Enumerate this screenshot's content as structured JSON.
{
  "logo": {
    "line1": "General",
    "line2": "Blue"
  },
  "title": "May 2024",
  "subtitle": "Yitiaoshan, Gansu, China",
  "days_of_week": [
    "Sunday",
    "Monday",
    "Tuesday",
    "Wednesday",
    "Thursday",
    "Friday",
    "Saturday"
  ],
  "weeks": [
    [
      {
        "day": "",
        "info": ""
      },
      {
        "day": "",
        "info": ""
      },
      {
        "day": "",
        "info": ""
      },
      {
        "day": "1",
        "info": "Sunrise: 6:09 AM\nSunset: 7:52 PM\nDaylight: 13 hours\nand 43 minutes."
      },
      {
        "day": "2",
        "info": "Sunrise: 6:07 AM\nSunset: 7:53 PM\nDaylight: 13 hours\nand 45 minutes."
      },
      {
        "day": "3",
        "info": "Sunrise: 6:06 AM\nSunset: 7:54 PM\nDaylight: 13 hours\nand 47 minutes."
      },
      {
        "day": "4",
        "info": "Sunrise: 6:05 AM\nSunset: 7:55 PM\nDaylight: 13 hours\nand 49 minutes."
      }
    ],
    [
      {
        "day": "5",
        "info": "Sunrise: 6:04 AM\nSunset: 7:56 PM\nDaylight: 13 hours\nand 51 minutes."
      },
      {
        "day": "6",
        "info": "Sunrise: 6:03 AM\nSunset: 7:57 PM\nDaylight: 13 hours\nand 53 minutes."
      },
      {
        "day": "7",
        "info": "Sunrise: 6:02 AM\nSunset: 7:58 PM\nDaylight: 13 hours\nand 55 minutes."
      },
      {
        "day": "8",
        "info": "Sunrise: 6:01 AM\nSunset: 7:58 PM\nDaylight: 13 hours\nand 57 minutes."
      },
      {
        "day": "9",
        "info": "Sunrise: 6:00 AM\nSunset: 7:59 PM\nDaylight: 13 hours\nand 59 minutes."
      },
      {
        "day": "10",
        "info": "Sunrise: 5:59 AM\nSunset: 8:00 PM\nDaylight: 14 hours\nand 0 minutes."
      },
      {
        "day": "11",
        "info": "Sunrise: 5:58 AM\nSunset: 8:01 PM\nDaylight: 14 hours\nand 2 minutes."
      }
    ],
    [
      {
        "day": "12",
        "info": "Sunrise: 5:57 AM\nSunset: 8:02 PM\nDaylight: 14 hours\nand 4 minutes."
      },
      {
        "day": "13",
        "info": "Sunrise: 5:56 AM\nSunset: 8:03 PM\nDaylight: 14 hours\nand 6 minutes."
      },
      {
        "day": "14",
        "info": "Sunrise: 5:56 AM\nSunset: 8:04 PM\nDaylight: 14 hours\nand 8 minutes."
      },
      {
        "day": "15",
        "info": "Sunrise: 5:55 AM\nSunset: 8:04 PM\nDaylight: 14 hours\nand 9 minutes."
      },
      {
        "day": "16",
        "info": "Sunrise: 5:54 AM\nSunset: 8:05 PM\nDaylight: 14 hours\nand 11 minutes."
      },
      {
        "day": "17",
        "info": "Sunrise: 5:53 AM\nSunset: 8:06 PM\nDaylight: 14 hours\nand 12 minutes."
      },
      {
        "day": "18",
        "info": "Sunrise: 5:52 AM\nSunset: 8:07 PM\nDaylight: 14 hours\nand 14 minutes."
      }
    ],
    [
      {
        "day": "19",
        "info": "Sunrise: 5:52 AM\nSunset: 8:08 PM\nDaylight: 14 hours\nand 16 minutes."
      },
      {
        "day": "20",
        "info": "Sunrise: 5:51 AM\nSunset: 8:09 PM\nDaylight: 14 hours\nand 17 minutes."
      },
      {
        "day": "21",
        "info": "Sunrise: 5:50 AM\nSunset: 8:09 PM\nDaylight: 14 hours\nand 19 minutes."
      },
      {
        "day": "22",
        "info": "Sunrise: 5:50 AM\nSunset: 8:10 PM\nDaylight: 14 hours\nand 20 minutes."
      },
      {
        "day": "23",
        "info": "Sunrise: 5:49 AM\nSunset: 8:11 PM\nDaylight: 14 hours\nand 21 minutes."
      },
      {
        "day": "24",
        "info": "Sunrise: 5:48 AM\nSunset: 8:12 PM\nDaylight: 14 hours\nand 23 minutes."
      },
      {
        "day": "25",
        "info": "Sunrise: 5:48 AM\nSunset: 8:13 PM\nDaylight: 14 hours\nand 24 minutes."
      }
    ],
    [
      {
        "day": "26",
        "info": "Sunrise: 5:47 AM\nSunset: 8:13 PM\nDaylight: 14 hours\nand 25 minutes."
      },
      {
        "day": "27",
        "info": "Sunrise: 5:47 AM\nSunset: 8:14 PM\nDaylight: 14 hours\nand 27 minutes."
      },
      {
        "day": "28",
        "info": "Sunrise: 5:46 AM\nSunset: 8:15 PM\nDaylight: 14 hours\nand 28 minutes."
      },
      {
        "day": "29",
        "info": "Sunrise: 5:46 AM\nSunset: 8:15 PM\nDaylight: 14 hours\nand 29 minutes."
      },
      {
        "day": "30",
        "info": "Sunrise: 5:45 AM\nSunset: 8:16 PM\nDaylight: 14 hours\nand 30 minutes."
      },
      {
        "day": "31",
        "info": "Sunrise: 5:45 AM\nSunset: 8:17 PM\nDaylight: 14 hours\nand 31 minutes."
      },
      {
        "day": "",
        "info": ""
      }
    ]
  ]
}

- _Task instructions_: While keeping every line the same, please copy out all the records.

- _Written solution_:
Enumerate this screenshot's content as structured JSON.
{
  "logo": {
    "line1": "General",
    "line2": "Blue"
  },
  "title": "May 2024",
  "subtitle": "Yitiaoshan, Gansu, China",
  "days_of_week": [
    "Sunday",
    "Monday",
    "Tuesday",
    "Wednesday",
    "Thursday",
    "Friday",
    "Saturday"
  ],
  "weeks": [
    [
      {
        "day": "",
        "info": ""
      },
      {
        "day": "",
        "info": ""
      },
      {
        "day": "",
        "info": ""
      },
      {
        "day": "1",
        "info": "Sunrise: 6:09 AM\nSunset: 7:52 PM\nDaylight: 13 hours\nand 43 minutes."
      },
      {
        "day": "2",
        "info": "Sunrise: 6:07 AM\nSunset: 7:53 PM\nDaylight: 13 hours\nand 45 minutes."
      },
      {
        "day": "3",
        "info": "Sunrise: 6:06 AM\nSunset: 7:54 PM\nDaylight: 13 hours\nand 47 minutes."
      },
      {
        "day": "4",
        "info": "Sunrise: 6:05 AM\nSunset: 7:55 PM\nDaylight: 13 hours\nand 49 minutes."
      }
    ],
    [
      {
        "day": "5",
        "info": "Sunrise: 6:04 AM\nSunset: 7:56 PM\nDaylight: 13 hours\nand 51 minutes."
      },
      {
        "day": "6",
        "info": "Sunrise: 6:03 AM\nSunset: 7:57 PM\nDaylight: 13 hours\nand 53 minutes."
      },
      {
        "day": "7",
        "info": "Sunrise: 6:02 AM\nSunset: 7:58 PM\nDaylight: 13 hours\nand 55 minutes."
      },
      {
        "day": "8",
        "info": "Sunrise: 6:01 AM\nSunset: 7:58 PM\nDaylight: 13 hours\nand 57 minutes."
      },
      {
        "day": "9",
        "info": "Sunrise: 6:00 AM\nSunset: 7:59 PM\nDaylight: 13 hours\nand 59 minutes."
      },
      {
        "day": "10",
        "info": "Sunrise: 5:59 AM\nSunset: 8:00 PM\nDaylight: 14 hours\nand 0 minutes."
      },
      {
        "day": "11",
        "info": "Sunrise: 5:58 AM\nSunset: 8:01 PM\nDaylight: 14 hours\nand 2 minutes."
      }
    ],
    [
      {
        "day": "12",
        "info": "Sunrise: 5:57 AM\nSunset: 8:02 PM\nDaylight: 14 hours\nand 4 minutes."
      },
      {
        "day": "13",
        "info": "Sunrise: 5:56 AM\nSunset: 8:03 PM\nDaylight: 14 hours\nand 6 minutes."
      },
      {
        "day": "14",
        "info": "Sunrise: 5:56 AM\nSunset: 8:04 PM\nDaylight: 14 hours\nand 8 minutes."
      },
      {
        "day": "15",
        "info": "Sunrise: 5:55 AM\nSunset: 8:04 PM\nDaylight: 14 hours\nand 9 minutes."
      },
      {
        "day": "16",
        "info": "Sunrise: 5:54 AM\nSunset: 8:05 PM\nDaylight: 14 hours\nand 11 minutes."
      },
      {
        "day": "17",
        "info": "Sunrise: 5:53 AM\nSunset: 8:06 PM\nDaylight: 14 hours\nand 12 minutes."
      },
      {
        "day": "18",
        "info": "Sunrise: 5:52 AM\nSunset: 8:07 PM\nDaylight: 14 hours\nand 14 minutes."
      }
    ],
    [
      {
        "day": "19",
        "info": "Sunrise: 5:52 AM\nSunset: 8:08 PM\nDaylight: 14 hours\nand 16 minutes."
      },
      {
        "day": "20",
        "info": "Sunrise: 5:51 AM\nSunset: 8:09 PM\nDaylight: 14 hours\nand 17 minutes."
      },
      {
        "day": "21",
        "info": "Sunrise: 5:50 AM\nSunset: 8:09 PM\nDaylight: 14 hours\nand 19 minutes."
      },
      {
        "day": "22",
        "info": "Sunrise: 5:50 AM\nSunset: 8:10 PM\nDaylight: 14 hours\nand 20 minutes."
      },
      {
        "day": "23",
        "info": "Sunrise: 5:49 AM\nSunset: 8:11 PM\nDaylight: 14 hours\nand 21 minutes."
      },
      {
        "day": "24",
        "info": "Sunrise: 5:48 AM\nSunset: 8:12 PM\nDaylight: 14 hours\nand 23 minutes."
      },
      {
        "day": "25",
        "info": "Sunrise: 5:48 AM\nSunset: 8:13 PM\nDaylight: 14 hours\nand 24 minutes."
      }
    ],
    [
      {
        "day": "26",
        "info": "Sunrise: 5:47 AM\nSunset: 8:13 PM\nDaylight: 14 hours\nand 25 minutes."
      },
      {
        "day": "27",
        "info": "Sunrise: 5:47 AM\nSunset: 8:14 PM\nDaylight: 14 hours\nand 27 minutes."
      },
      {
        "day": "28",
        "info": "Sunrise: 5:46 AM\nSunset: 8:15 PM\nDaylight: 14 hours\nand 28 minutes."
      },
      {
        "day": "29",
        "info": "Sunrise: 5:46 AM\nSunset: 8:15 PM\nDaylight: 14 hours\nand 29 minutes."
      },
      {
        "day": "30",
        "info": "Sunrise: 5:45 AM\nSunset: 8:16 PM\nDaylight: 14 hours\nand 30 minutes."
      },
      {
        "day": "31",
        "info": "Sunrise: 5:45 AM\nSunset: 8:17 PM\nDaylight: 14 hours\nand 31 minutes."
      },
      {
        "day": "",
        "info": ""
      }
    ]
  ]
}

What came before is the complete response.